At Scotiabank, which employs 90,000 people, executives decided in late 2020 to no longer screen the resumes of applicants leaving the school. The campus hiring program is now partially focused on Plum results, and the new approach brings in more diverse candidates, the bank said, because hiring managers look beyond familiar credentials. The proportion of blacks among Scotiabank’s new employees rose from 1 percent to 6 percent, and more than half of the new hires are women.
Personality testing acolytes, however, are cautious about how the results should be used in workplace decision-making. They should be one factor among many, proponents say, with an understanding that there’s a gap between how people present themselves on a test and how they behave on a given Tuesday or in a fight on Slack.
Critics are quick to point out that some of the tests, like the Myers-Briggs Type Indicator, which produces four-letter distillations of personality, are about as reliable in predicting success in a professional endeavor as sorting of candidates according to astrological signs or magic 8 balls.
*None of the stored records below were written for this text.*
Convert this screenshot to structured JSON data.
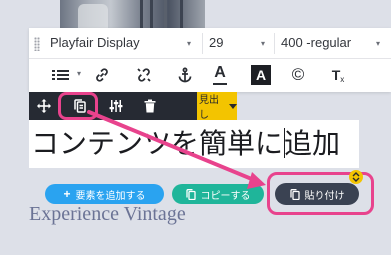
{
  "toolbar": {
    "font_family": "Playfair Display",
    "font_size": "29",
    "font_weight": "400 -regular",
    "icons": [
      "list-icon",
      "link-icon",
      "unlink-icon",
      "anchor-icon",
      "text-color-icon",
      "text-background-icon",
      "copyright-icon",
      "clear-format-icon"
    ],
    "text_color_glyph": "A",
    "bg_color_glyph": "A",
    "copyright_glyph": "©",
    "clear_glyph": "T",
    "clear_sub": "x"
  },
  "block_controls": {
    "icons": [
      "move-icon",
      "copy-icon",
      "settings-icon",
      "delete-icon"
    ],
    "heading_label": "見出し"
  },
  "editor": {
    "text_before_cursor": "コンテンツを簡単に",
    "text_after_cursor": "追加"
  },
  "actions": {
    "add_element": "要素を追加する",
    "add_symbol": "+",
    "copy": "コピーする",
    "paste": "貼り付け"
  },
  "subheading": "Experience Vintage",
  "colors": {
    "background": "#dde0e8",
    "control_bar": "#262a33",
    "accent_yellow": "#f3c400",
    "highlight_pink": "#e8438d",
    "add_blue": "#2aa3f0",
    "copy_teal": "#1fb59a",
    "paste_dark": "#3a4252"
  }
}
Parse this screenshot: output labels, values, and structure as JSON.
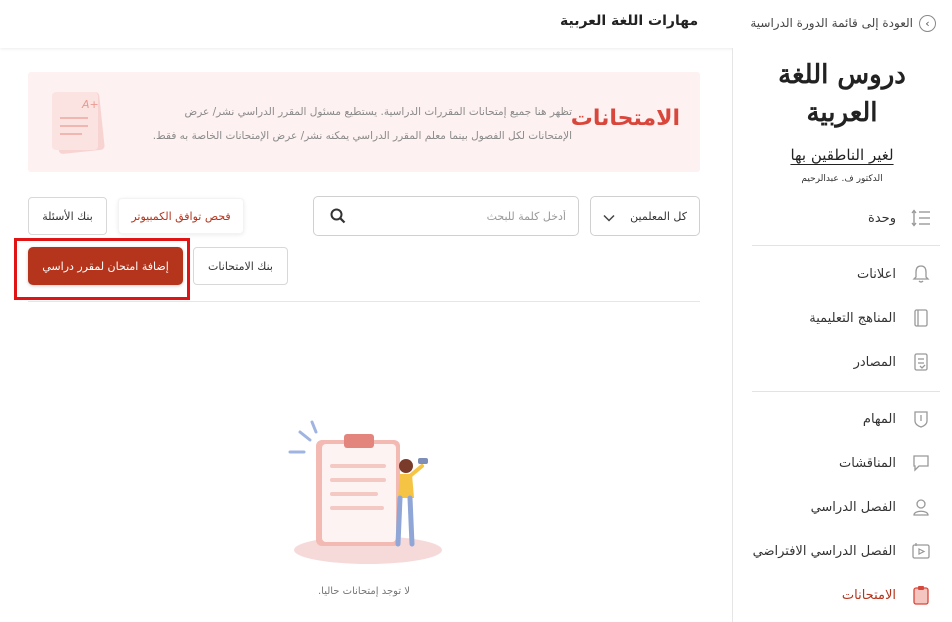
{
  "header": {
    "back_label": "العودة إلى قائمة الدورة الدراسية",
    "course_title": "مهارات اللغة العربية"
  },
  "logo": {
    "main_text": "دروس اللغة العربية",
    "sub_text": "لغير الناطقين بها",
    "author": "الدكتور ف. عبدالرحيم"
  },
  "sidebar": {
    "items": [
      {
        "label": "وحدة",
        "icon": "list-order-icon"
      },
      {
        "label": "اعلانات",
        "icon": "bell-icon"
      },
      {
        "label": "المناهج التعليمية",
        "icon": "book-icon"
      },
      {
        "label": "المصادر",
        "icon": "resources-icon"
      },
      {
        "label": "المهام",
        "icon": "shield-icon"
      },
      {
        "label": "المناقشات",
        "icon": "chat-icon"
      },
      {
        "label": "الفصل الدراسي",
        "icon": "person-icon"
      },
      {
        "label": "الفصل الدراسي الافتراضي",
        "icon": "video-icon"
      },
      {
        "label": "الامتحانات",
        "icon": "exam-icon",
        "active": true
      }
    ]
  },
  "banner": {
    "title": "الامتحانات",
    "description": "تظهر هنا جميع إمتحانات المقررات الدراسية. يستطيع مسئول المقرر الدراسي نشر/ عرض الإمتحانات لكل الفصول بينما معلم المقرر الدراسي يمكنه نشر/ عرض الإمتحانات الخاصة به فقط."
  },
  "toolbar": {
    "teacher_select": "كل المعلمين",
    "search_placeholder": "أدخل كلمة للبحث",
    "compat_check": "فحص توافق الكمبيوتر",
    "question_bank": "بنك الأسئلة",
    "exam_bank": "بنك الامتحانات",
    "add_exam": "إضافة امتحان لمقرر دراسي"
  },
  "empty_state": {
    "message": "لا توجد إمتحانات حاليا."
  },
  "colors": {
    "accent": "#b5341c",
    "banner_bg": "#fdf1f1",
    "banner_title": "#d9463b",
    "highlight": "#e01414"
  }
}
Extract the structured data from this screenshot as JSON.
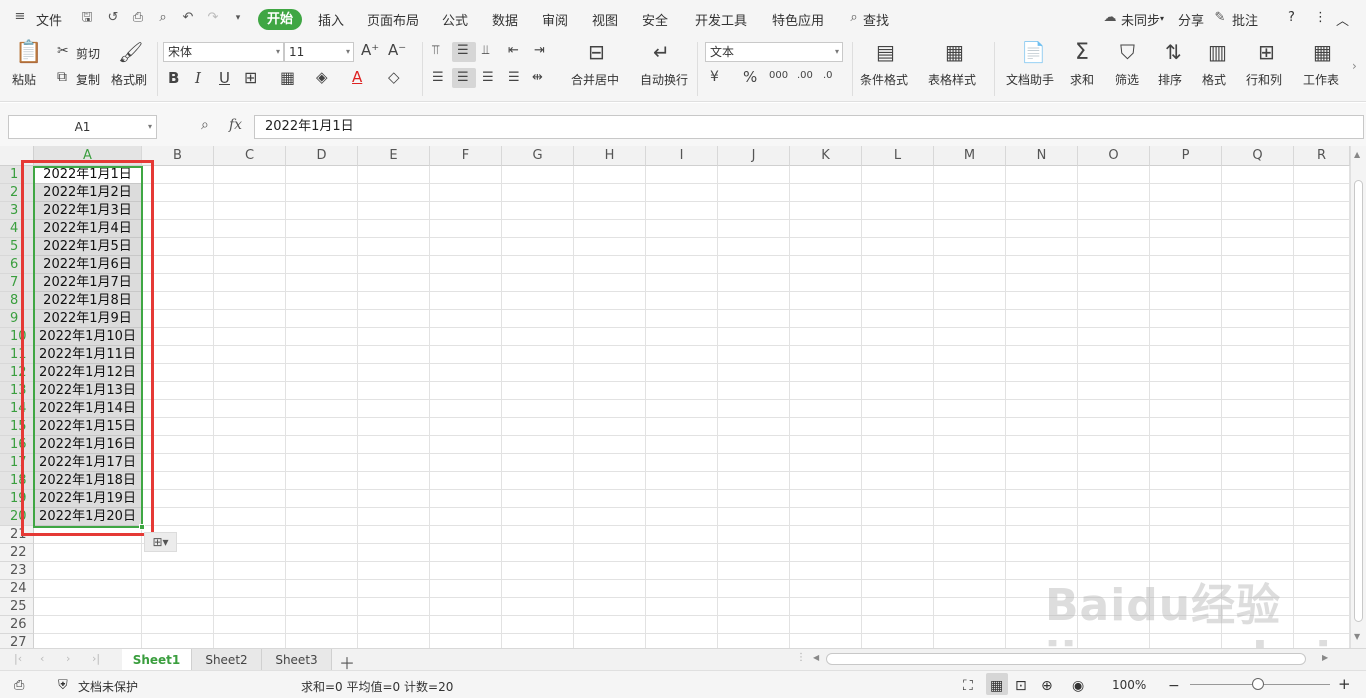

Research by the Equal Employment Opportunity Commission has uncovered biases in some recruitment processes that rely too heavily on personality testing without scientific psychological support.
But personality tests have also become stricter in recent years. Organizational psychologists have developed assessments that are fairer and more research-based. Some of these tests use the “Big Five” personality traits that psychologists have found to be common across all populations: openness, conscientiousness, extraversion, agreeableness, and neuroticism.
“Human behavior is complex, people are complex, situations are complex,” said Ben Dattner, organizational psychologist and executive coach, noting that studying personalities in all their complexities is still helpful for career development. “Psychometrics can help identify potential areas where a person may need coaching or feedback, or where a person may have blind spots.”
And many companies are embracing its benefits. Almost a third of respondents to the 2017 Society for Human Resource Management Membership Survey reported using personality tests to fill leadership positions. At McKinsey & Co., some consultants perform “due diligence” when staffing projects, which often means looking at the balance between introverts and extroverts on a team. There’s a joke that the company is full of people who brought ENTJs to Myers-Briggs (the outgoing and organized type of person most likely to run for student council president). College fundraising offices love the color code, which, among other things, tells you who is best with the phones (Yellow).
Often the tests aren’t a diagnosis, but rather a nudge for people to talk about the softer side of office life: their relationships. Color-coding yourself as blue might not feel as relevant to quarterly sales figures — but it can be a conversation starter, at least among teammates.
“The biggest thing that struck me was that I really cared about people’s perceptions,” said Robyn Ross, Head of People and Talent at Burgundy Asset Management, describing her experience with the PrinciplesYou assessment, which showed that she is an “Inspirant.” “My natural inclination is to care for people.”
For Ross, that result explained why she’d had such a hard time calling Burgundy’s 150 staff back to the office. “Ask people to do things that they don’t naturally want to do was quite difficult for me,” she said. “It was such a stroke of luck to see it through this test.”
Caitlin MacGregor, co-founder of Plum, a research-backed testing company, attributes her initial enthusiasm for personality testing to an experiment she conducted for a previous employer. She reduced a pool of 80 applicants to two: one that stood out on a CV and one that stood out in a psychometric assessment. She hired both; Her boss had said the cost of picking the wrong person was $300,000. The applicant who beat the psychometric test rose to the top of the company within a year and a half.
MacGregor argues that an element of fairness can be built into testing when done properly because it can identify “diamonds in the rough” who have natural skills rather than fancy degrees. This can be even more important when the interviewers do not meet the candidates in person.
“For a long time, people have been comfortable making decisions about talent based on face-to-face interactions,” she said. “More and more companies have a distributed workforce. It’s harder than ever to get to know your people.”
In an area as strained as personality — how people are and could be — it’s no surprise that disagreements have arisen as testing spread. Psychologists dispute the validity and fairness of various assessments, and more recently, whether the tests have kept pace with changes in the workplace and workforce. After all, a test developed a century ago might be difficult to use to assess whether an employee feels fulfilled just meeting her boss via Zoom.
In remote jobs, “it’s a different style of work, which means different traits are going to come into play,” said Matt Spencer, who founded a personality testing company called Suited in 2019. “Initiative, self-determination, ability to manage one’s time, the way someone works together.”
This article originally appeared in The New York Times.
The Business Briefing newsletter delivers important stories, exclusive coverage and expert opinions. Sign up to receive it every weekday morning.
https://www.smh.com.au/business/workplace/the-3-billion-question-of-who-you-are-at-work-20230306-p5cplx.html?ref=rss&utm_medium=rss&utm_source=rss_business The $3 billion question of who you are at work